- 1. A robot may not harm a human being, or allow a human being to be harmed
- 2. A robot must obey the orders given by the human beings, except where such orders would conflict with the First Law.
- 3. A robot must protect his own existence, as long as such protection does not conflict the First or Second Law.
- 0. A robot may not injure humanity, or, through inaction, allow humanity to come to harm.
A condition stating that the Zeroth Law must not be broken was added to the original Laws.
The Three Laws are often used in Science Fiction novels written by other authors, but tradition dictates that only Dr. Asimov would ever quote the Laws, others would refer to them.
Some amateur roboticists have evidently believed that the laws have a status akin to the laws of physics, that a situation which violates these laws is inherently impossible. This is incorrect, as the laws are quite deliberately hardwired into the positronic brains of Asimov's robots. The robots in Asimov's stories are incapable of violating the Three Laws, but there is nothing to stop any robot in other stories or in the real world from being constructed without them. Indeed, the problems of perception and rational analysis involved make it seem likely that only an extremely advanced artificial intelligence or robot could apply the laws in real-world situations.

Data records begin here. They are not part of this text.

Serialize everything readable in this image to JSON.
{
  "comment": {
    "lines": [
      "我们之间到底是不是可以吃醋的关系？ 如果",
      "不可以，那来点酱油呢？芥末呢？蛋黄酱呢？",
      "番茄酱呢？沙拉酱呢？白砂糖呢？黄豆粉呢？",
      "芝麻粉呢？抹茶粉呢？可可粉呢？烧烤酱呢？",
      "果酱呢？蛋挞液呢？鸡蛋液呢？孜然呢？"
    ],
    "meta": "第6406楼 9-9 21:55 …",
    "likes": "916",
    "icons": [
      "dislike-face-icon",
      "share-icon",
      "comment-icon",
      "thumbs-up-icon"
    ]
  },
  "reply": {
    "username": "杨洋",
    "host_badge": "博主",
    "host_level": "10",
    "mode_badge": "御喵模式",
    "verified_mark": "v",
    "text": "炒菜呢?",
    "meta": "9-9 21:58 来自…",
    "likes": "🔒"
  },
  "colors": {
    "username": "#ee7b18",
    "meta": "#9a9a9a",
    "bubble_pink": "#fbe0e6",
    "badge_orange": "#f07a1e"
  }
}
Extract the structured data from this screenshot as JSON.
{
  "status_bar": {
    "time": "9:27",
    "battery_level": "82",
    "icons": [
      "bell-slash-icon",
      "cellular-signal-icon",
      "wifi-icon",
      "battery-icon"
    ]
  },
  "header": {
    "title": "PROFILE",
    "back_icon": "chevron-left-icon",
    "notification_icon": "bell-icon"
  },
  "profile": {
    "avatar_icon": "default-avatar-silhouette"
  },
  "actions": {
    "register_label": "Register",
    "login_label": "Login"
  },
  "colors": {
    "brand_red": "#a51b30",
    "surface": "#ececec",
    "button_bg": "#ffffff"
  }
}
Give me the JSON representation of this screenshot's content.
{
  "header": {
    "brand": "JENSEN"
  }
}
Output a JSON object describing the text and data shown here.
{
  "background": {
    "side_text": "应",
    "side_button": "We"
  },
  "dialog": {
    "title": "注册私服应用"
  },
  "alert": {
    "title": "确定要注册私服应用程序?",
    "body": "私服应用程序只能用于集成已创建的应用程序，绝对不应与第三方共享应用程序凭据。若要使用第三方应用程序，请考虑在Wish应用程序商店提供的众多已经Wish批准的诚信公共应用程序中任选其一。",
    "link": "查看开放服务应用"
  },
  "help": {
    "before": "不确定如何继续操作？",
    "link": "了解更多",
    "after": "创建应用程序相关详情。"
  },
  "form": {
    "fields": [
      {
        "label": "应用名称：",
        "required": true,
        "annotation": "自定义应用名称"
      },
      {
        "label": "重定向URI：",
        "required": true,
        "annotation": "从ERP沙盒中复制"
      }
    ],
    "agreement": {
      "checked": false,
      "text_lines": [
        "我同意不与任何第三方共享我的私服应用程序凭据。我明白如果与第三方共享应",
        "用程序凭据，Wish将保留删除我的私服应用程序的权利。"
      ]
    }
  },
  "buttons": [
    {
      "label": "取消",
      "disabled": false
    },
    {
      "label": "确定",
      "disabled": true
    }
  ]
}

The Three Laws are seen as a future ideal by those working in artificial intelligence - once an intelligence has reached the stage where it can comprehend these laws, it is truly intelligent. See Turing Test.
Source: Isaac Asimov's Foundation's Edge